I'm watching him pick his teeth with his nails, ramming those dirt encrusted sabers through each break in the enamel, and then sucking out hours old food, re-chewing it like it was a new meal.
He stares at the football game like it's a new religion and he's a born again Christian, he worships at the feet of quarterbacks and prays for the salvation of receivers, all while stuffing his face with butter devout microwave popcorn.
Occasionally I see him move, I think I even saw him lift his left side slightly, but to my disgust it was only to release one of the most pungent smells I have ever encountered. He makes no motion that he recognizes I am there, except to occasionally grunt and shake an empty beer bottle at me, signaling his need to be refreshed.
I look around the room, past the 65 inch television, past the leather couches, past the multiple pictures of family vacations and I miss the simple man who once confided that he hoped to be a lawyer for the people, helping those who needed saving from the high priced attorneys.
His head shows shadows of the thick dark hair he once possessed, His once tall, lanky body has filed in and he is better described as full. The green eyes that have looked at me lovingly, seductively, and angrily all equally are now pinched in a denial of much needed glasses.
I look at him and wonder if there is still the man that wooed me under all those layers of forgotten male species.

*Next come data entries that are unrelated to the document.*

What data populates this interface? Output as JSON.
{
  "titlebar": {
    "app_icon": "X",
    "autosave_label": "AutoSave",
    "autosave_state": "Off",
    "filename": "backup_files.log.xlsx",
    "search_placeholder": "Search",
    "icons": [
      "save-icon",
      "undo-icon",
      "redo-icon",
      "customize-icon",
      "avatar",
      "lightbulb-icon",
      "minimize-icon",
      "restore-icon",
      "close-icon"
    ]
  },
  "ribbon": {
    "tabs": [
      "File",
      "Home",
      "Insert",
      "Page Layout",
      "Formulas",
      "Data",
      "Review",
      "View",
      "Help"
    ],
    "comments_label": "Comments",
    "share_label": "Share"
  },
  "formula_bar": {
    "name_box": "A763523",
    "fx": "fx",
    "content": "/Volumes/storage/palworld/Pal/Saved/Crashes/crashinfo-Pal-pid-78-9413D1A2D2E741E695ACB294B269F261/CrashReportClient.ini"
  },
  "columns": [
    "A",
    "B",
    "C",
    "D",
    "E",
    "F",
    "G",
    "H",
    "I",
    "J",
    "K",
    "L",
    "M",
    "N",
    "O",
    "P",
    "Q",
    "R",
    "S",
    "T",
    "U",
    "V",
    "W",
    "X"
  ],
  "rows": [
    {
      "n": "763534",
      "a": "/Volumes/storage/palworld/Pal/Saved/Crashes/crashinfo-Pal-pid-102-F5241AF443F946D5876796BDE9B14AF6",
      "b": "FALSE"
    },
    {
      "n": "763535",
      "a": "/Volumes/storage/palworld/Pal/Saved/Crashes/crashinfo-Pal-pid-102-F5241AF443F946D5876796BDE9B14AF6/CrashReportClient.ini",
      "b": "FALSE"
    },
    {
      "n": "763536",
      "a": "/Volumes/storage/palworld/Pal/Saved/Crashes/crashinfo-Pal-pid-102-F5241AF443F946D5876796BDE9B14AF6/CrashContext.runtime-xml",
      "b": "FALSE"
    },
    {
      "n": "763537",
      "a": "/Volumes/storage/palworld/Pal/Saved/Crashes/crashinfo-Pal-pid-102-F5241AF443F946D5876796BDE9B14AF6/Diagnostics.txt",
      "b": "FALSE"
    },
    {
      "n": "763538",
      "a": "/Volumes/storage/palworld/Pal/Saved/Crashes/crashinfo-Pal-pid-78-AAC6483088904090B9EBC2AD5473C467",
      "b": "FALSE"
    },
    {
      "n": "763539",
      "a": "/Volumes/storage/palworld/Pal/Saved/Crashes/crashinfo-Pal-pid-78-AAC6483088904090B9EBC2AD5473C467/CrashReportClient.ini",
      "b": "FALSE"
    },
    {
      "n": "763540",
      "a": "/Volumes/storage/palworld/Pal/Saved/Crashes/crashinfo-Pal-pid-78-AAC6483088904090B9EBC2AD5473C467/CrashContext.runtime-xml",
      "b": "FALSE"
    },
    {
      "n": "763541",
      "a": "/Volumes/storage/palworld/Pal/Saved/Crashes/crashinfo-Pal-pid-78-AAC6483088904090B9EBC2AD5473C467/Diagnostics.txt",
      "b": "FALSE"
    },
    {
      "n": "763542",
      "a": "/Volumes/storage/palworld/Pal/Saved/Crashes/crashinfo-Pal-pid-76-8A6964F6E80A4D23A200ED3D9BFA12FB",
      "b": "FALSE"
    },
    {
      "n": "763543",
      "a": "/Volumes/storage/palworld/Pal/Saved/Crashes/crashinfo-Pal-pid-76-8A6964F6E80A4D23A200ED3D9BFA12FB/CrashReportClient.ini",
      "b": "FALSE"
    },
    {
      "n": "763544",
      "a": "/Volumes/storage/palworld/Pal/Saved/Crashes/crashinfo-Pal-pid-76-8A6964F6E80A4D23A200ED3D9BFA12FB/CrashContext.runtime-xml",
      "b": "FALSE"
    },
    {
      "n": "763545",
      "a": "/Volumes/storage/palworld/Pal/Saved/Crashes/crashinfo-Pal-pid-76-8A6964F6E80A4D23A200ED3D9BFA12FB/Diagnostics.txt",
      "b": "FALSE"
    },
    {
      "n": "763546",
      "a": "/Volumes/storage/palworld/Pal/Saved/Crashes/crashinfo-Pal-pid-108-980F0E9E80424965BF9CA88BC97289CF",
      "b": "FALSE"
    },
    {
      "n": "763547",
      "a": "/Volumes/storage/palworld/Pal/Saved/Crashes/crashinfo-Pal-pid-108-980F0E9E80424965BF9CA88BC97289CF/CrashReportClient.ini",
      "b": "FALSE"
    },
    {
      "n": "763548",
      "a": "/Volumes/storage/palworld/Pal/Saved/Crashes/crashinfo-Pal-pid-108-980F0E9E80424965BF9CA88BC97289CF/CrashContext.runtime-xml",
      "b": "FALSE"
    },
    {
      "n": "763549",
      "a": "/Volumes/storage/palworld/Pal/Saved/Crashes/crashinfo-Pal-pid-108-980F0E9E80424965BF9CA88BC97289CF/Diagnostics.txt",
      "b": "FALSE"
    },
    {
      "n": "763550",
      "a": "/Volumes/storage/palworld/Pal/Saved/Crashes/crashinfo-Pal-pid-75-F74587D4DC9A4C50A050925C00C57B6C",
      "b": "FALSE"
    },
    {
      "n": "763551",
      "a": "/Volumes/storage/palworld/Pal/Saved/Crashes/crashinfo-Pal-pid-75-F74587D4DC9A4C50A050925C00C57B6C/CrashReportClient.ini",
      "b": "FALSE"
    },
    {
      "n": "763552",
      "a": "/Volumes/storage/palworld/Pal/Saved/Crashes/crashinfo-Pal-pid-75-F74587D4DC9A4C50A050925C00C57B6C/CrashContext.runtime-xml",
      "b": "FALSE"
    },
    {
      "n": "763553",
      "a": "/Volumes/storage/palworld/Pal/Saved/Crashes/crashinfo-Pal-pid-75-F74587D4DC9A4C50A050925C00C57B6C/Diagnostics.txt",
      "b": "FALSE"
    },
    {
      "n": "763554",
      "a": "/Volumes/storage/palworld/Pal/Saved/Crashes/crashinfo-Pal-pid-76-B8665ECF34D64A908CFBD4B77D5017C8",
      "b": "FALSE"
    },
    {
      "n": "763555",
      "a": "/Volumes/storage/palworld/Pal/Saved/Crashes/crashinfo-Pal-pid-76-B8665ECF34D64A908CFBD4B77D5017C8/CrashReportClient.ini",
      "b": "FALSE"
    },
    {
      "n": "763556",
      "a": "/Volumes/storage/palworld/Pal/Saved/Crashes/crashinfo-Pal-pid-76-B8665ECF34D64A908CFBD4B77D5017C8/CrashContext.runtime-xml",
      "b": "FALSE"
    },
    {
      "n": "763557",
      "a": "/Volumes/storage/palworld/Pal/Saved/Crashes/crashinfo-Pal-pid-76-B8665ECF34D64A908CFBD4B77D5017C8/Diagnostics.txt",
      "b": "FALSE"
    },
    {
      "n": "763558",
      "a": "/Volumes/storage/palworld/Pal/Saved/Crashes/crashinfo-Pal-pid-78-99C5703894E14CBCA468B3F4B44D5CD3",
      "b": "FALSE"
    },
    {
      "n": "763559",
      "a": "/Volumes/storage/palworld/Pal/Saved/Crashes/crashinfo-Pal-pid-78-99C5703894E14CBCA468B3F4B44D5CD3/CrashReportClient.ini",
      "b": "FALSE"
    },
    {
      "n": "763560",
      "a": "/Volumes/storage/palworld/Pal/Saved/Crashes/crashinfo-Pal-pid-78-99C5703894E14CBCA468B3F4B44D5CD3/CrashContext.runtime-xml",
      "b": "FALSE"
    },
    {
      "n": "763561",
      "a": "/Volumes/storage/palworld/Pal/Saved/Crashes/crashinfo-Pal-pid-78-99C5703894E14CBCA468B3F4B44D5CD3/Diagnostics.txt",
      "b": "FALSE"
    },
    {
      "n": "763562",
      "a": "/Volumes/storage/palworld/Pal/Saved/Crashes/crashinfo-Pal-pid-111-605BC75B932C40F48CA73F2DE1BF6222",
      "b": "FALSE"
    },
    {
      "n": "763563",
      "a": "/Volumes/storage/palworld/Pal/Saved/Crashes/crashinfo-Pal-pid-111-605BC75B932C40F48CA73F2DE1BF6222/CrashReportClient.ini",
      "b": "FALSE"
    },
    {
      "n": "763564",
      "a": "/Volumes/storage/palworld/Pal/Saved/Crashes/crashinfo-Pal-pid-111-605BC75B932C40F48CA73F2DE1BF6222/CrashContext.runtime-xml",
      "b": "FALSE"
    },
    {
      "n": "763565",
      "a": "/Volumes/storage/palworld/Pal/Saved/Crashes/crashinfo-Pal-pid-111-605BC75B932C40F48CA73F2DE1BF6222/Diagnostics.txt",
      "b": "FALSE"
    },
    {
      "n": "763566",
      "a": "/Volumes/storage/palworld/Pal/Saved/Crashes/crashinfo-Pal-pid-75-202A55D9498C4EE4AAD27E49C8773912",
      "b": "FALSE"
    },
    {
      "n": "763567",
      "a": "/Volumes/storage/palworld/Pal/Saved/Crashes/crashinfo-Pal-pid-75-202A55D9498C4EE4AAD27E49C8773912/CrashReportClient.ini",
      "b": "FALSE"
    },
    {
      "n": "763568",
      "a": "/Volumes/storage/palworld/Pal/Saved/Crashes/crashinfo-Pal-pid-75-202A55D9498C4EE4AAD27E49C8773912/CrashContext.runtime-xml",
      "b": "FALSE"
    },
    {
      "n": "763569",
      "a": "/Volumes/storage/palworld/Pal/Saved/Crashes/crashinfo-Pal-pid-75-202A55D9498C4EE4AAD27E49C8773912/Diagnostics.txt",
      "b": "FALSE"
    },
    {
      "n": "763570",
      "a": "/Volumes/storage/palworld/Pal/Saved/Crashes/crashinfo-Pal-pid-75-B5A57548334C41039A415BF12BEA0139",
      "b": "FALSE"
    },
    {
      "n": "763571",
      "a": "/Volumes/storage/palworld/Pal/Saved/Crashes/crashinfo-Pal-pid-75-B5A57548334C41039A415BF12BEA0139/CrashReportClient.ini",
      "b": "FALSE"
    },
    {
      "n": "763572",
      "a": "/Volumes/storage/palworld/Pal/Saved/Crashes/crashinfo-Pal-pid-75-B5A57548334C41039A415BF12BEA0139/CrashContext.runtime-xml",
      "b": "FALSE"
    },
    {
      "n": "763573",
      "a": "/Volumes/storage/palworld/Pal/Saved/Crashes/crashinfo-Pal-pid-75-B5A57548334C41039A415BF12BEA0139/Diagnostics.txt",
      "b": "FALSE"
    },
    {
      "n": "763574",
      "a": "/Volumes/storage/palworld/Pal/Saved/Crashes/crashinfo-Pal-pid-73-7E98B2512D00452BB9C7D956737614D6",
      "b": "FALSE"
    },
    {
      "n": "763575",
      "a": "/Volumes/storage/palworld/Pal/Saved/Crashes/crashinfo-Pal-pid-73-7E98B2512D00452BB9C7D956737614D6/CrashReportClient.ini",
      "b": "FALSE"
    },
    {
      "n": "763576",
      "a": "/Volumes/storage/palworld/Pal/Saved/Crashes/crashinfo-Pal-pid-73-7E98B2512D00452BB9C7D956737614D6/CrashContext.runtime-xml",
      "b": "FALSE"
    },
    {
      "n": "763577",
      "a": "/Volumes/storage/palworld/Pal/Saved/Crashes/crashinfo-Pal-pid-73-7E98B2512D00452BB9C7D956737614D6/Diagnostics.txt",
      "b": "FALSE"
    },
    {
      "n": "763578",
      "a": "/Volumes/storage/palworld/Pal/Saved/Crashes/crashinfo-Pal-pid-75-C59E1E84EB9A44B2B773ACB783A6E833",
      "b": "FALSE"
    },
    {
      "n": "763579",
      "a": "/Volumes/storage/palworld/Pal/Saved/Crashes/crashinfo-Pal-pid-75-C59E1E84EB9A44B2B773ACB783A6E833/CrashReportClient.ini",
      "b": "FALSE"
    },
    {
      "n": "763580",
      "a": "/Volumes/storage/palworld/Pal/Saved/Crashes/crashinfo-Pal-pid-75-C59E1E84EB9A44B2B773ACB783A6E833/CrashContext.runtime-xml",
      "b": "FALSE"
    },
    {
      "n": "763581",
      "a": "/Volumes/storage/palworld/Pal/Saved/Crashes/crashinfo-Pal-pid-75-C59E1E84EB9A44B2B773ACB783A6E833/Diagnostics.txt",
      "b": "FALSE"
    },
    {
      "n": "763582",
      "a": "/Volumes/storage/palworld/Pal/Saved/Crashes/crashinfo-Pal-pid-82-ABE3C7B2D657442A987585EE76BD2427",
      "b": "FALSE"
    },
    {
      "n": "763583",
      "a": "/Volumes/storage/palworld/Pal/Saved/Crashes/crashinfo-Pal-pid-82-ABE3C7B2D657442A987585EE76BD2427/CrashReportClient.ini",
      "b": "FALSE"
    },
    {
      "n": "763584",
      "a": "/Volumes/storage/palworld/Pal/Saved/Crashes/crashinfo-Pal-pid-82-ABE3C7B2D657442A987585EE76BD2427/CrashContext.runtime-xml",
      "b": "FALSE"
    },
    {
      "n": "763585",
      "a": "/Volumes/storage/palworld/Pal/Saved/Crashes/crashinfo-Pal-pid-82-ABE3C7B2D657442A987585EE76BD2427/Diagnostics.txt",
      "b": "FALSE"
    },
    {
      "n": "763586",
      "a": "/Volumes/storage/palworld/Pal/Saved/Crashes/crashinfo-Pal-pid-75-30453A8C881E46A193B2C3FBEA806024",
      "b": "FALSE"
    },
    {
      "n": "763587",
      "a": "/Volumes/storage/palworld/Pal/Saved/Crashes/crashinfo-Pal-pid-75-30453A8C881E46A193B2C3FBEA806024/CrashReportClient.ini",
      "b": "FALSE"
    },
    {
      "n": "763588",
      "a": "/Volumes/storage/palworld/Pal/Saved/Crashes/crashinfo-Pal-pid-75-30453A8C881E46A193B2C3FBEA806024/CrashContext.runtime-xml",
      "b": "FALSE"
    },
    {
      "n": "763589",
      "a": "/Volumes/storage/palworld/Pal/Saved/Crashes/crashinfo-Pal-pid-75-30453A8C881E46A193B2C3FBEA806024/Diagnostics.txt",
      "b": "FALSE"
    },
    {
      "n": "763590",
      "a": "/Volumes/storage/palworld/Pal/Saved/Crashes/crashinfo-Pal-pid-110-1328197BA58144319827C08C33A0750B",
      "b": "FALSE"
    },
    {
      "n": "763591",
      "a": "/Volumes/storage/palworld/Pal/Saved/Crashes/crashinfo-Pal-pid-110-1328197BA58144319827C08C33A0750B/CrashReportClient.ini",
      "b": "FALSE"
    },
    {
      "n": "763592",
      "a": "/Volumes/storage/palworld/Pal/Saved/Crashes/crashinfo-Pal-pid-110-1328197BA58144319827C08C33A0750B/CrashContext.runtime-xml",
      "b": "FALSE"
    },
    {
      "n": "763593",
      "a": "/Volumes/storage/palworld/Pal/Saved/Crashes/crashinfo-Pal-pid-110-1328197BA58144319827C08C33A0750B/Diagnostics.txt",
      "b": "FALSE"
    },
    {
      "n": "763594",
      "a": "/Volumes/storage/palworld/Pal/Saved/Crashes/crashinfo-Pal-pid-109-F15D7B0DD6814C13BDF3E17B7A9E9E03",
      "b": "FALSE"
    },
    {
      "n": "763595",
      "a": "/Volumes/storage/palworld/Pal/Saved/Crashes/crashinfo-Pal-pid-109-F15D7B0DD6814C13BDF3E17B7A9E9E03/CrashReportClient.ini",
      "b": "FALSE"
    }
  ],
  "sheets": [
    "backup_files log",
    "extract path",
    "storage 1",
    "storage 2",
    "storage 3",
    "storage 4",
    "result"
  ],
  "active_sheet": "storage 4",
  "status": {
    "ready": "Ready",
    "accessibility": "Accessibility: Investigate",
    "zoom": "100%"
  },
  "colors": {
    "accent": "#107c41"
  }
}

I recall the man who was shy and forward all at the same time, the man who approached me with a shy smile and asked if he could take me out. I remember how my Prince Charming came riding in on his 10 year old, dented, white Toyota corolla, opening the door and holding my hand as I slipped into the cracked bucket seats. How excited he was to tell me he had made reservations at one of the best restaurants in town. He thought I couldn't see how his eyes grew ten sizes when he looked at the menu, or how he had ordered water but didn't react when I ordered lobster. I remember sitting outside my third floor apartment in his car with a broken heater, glancing up at my roommate spying on us from the window as he explained his plan for his future. I watched him nervously fidget at the end of the night, standing by my door, trying to gather the courage to kiss me before I lean forward and decide to end his anguish.
Now after 18 years of marriage the beater corolla has been replaced with a brand new Sequoia, all amenities included. The apartments we shared were abandoned for a five bedroom, two-level home in the suburbs, fully occupied with two mini versions of us. Fancy dinners consist of non-macaroni and cheese entrees and quality time is spent in the bedroom, passed out on our two thousand dollar mattress. Now he saves the world from the comfort of a 25th story office as a future partner at Gorman&Gale law offices. I play the part of the doting housewife and fulltime mother, entertaining my need to contribute by writing an advice column for a small local paper.
I look at him and wonder if he misses the exciting feeling we used to have when we sat next to each other. The burning sensation that lust brings, until you get a 24 hour reminder of what the consequences are crying in the room next to you at 2 am.
I look at my children in a photograph next to me, holding each other tight for the photo, little replica's of my husband and I. Jay, tall, dark haired and muscular at 15 like my husband, quick as a whip and just as sharp with his tongue. Katy, petite with brown curls framing a trusting face at 12. Her world was her father and every other man was just in it.
Their birth changed my husband and me from irresponsible reckless singles to CNN watching, church going, judgment giving middle class parents, complete with stressed attitudes and high strung responses. But in my 15 years as a mother I wouldn't change a day.
He sits there watching the game as I contemplate all this, wondering if he even knows anything is wrong. I miss the romance; I miss our lives, and most of all I miss him, the him that used to show attention in the most wonderful of ways. I contemplate the best way to bring this up when I hear a loud groan as the TV announces the final score of the game.
"I can't believe they couldn't get into the end zone the whole game! Morons!" he was grumbling to himself.
"Tom?" I say a little louder than the TV.
"Yeah?" he acknowledges me without turning from the television.
"Can we talk?"
Tom sighs and turns the TV off. He looks down at his hands before turning his head to look at me. I inhale deeply and look at my husband of 18 years.
"Tom, I miss us."
"Malia I want a divorce." We spoke at the same time.
"What?" Did I hear that right?
"I want a divorce Malia." He sighs deeply and rests his head in his hands, hiding from my look of shock.
"What, why?" Tears are stinging my eyes as I try to maintain my calm.
"Does it matter Malia?"
"Yeah it kind of does Tom." I can feel my frustration mix with my panic.
He sighs and gets up from the chair, running his hand over his bald head. He can't look at me, Coward, coward, coward!
He glances back over his shoulder giving me a side glance.
"I'll be out by the end of the week; I'll go stay in a hotel and pack when the kids aren't here."
And with that my husband of 18 years walked away, from me, from our kids, from our home, from the promise of the rest of our lives.